Obesity and diabetes are increasingly common diseases that can lead to other complications such as fatty liver disease. Fatty liver disease affects one in five people and is caused by a built-up of fat in the liver, which can result in scarring of the liver tissue and other serious complications.

There is currently no cure for fatty liver disease. Drugs that have been effective in treating the condition in mice, lack efficacy in humans. To better understand why this is the case, Hunter, de Gracia Hahn, Duret, Im et al. conducted a review of over 5,000 published studies, analysing over 600 experiments.

Hunter et al. asked which drugs improved fatty liver in mice the most and if they had the same effect in humans. They also tested whether the age of the mice affected the outcome of the experiments. The analyses revealed that the drugs that work best in mice are different to the ones that show some effect in humans.

In mice, many of the drugs reduced their weight or lowered their blood sugar levels, which also improved the fatty liver condition. Moreover, drugs appeared to be less effective the older the mice were. However, most of these drugs do not cause weight loss or lower blood sugar levels in humans, suggesting that factors other than the intended action of these drug could affect the outcome of a mouse study.

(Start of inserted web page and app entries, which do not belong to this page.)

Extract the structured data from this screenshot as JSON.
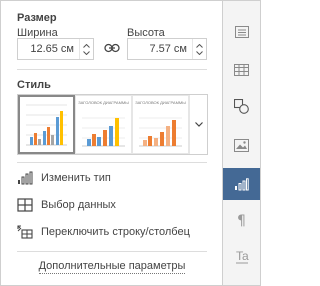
{
  "size": {
    "title": "Размер",
    "width_label": "Ширина",
    "height_label": "Высота",
    "width_value": "12.65 см",
    "height_value": "7.57 см"
  },
  "style": {
    "title": "Стиль",
    "thumbnails": [
      {
        "title": "",
        "selected": true
      },
      {
        "title": "ЗАГОЛОВОК ДИАГРАММЫ",
        "selected": false
      },
      {
        "title": "ЗАГОЛОВОК ДИАГРАММЫ",
        "selected": false
      }
    ]
  },
  "actions": {
    "change_type": "Изменить тип",
    "select_data": "Выбор данных",
    "switch_row_col": "Переключить строку/столбец"
  },
  "advanced": "Дополнительные параметры",
  "rightbar": {
    "items": [
      {
        "icon": "paragraph-settings-icon",
        "active": false
      },
      {
        "icon": "table-settings-icon",
        "active": false
      },
      {
        "icon": "shape-settings-icon",
        "active": false
      },
      {
        "icon": "image-settings-icon",
        "active": false
      },
      {
        "icon": "chart-settings-icon",
        "active": true
      },
      {
        "icon": "paragraph-mark-icon",
        "active": false
      },
      {
        "icon": "text-art-icon",
        "active": false
      }
    ],
    "accent": "#446995"
  }
}
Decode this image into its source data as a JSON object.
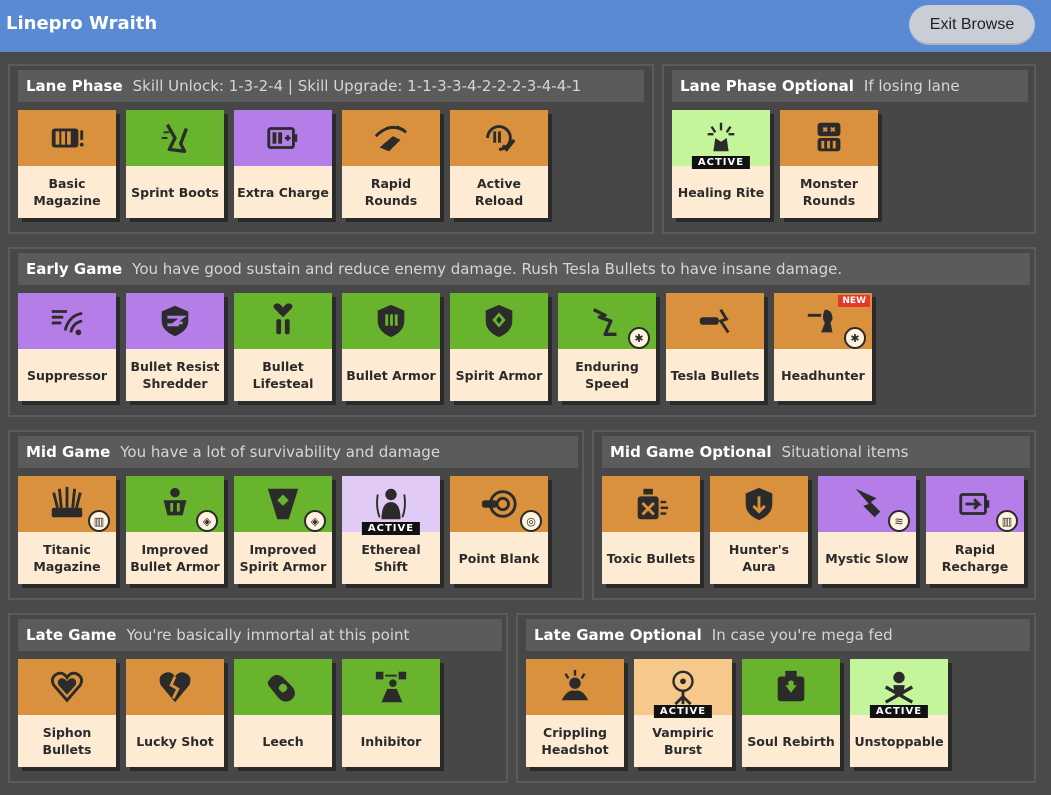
{
  "app": {
    "title": "Linepro Wraith",
    "exit_label": "Exit Browse"
  },
  "labels": {
    "active": "ACTIVE",
    "new": "NEW"
  },
  "sections": {
    "lane": {
      "title": "Lane Phase",
      "subtitle": "Skill Unlock: 1-3-2-4 | Skill Upgrade: 1-1-3-3-4-2-2-2-3-4-4-1",
      "items": [
        "Basic Magazine",
        "Sprint Boots",
        "Extra Charge",
        "Rapid Rounds",
        "Active Reload"
      ]
    },
    "lane_opt": {
      "title": "Lane Phase Optional",
      "subtitle": "If losing lane",
      "items": [
        "Healing Rite",
        "Monster Rounds"
      ]
    },
    "early": {
      "title": "Early Game",
      "subtitle": "You have good sustain and reduce enemy damage. Rush Tesla Bullets to have insane damage.",
      "items": [
        "Suppressor",
        "Bullet Resist Shredder",
        "Bullet Lifesteal",
        "Bullet Armor",
        "Spirit Armor",
        "Enduring Speed",
        "Tesla Bullets",
        "Headhunter"
      ]
    },
    "mid": {
      "title": "Mid Game",
      "subtitle": "You have a lot of survivability and damage",
      "items": [
        "Titanic Magazine",
        "Improved Bullet Armor",
        "Improved Spirit Armor",
        "Ethereal Shift",
        "Point Blank"
      ]
    },
    "mid_opt": {
      "title": "Mid Game Optional",
      "subtitle": "Situational items",
      "items": [
        "Toxic Bullets",
        "Hunter's Aura",
        "Mystic Slow",
        "Rapid Recharge"
      ]
    },
    "late": {
      "title": "Late Game",
      "subtitle": "You're basically immortal at this point",
      "items": [
        "Siphon Bullets",
        "Lucky Shot",
        "Leech",
        "Inhibitor"
      ]
    },
    "late_opt": {
      "title": "Late Game Optional",
      "subtitle": "In case you're mega fed",
      "items": [
        "Crippling Headshot",
        "Vampiric Burst",
        "Soul Rebirth",
        "Unstoppable"
      ]
    }
  },
  "colors": {
    "topbar": "#5a8ad3",
    "weapon": "#d9913d",
    "vitality": "#69b42d",
    "spirit": "#b57de8",
    "card_label_bg": "#fdebd3",
    "new_badge": "#e23a2c"
  }
}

These findings will help shape future research into obesity, diabetes and fatty liver disease using mice. They highlight that results obtained from studies with mice so far do not predict if a drug will work in humans to treat fatty liver disease. Moreover, weight loss seems to be the most important factor linked to how efficiently a drug treats fatty liver disease.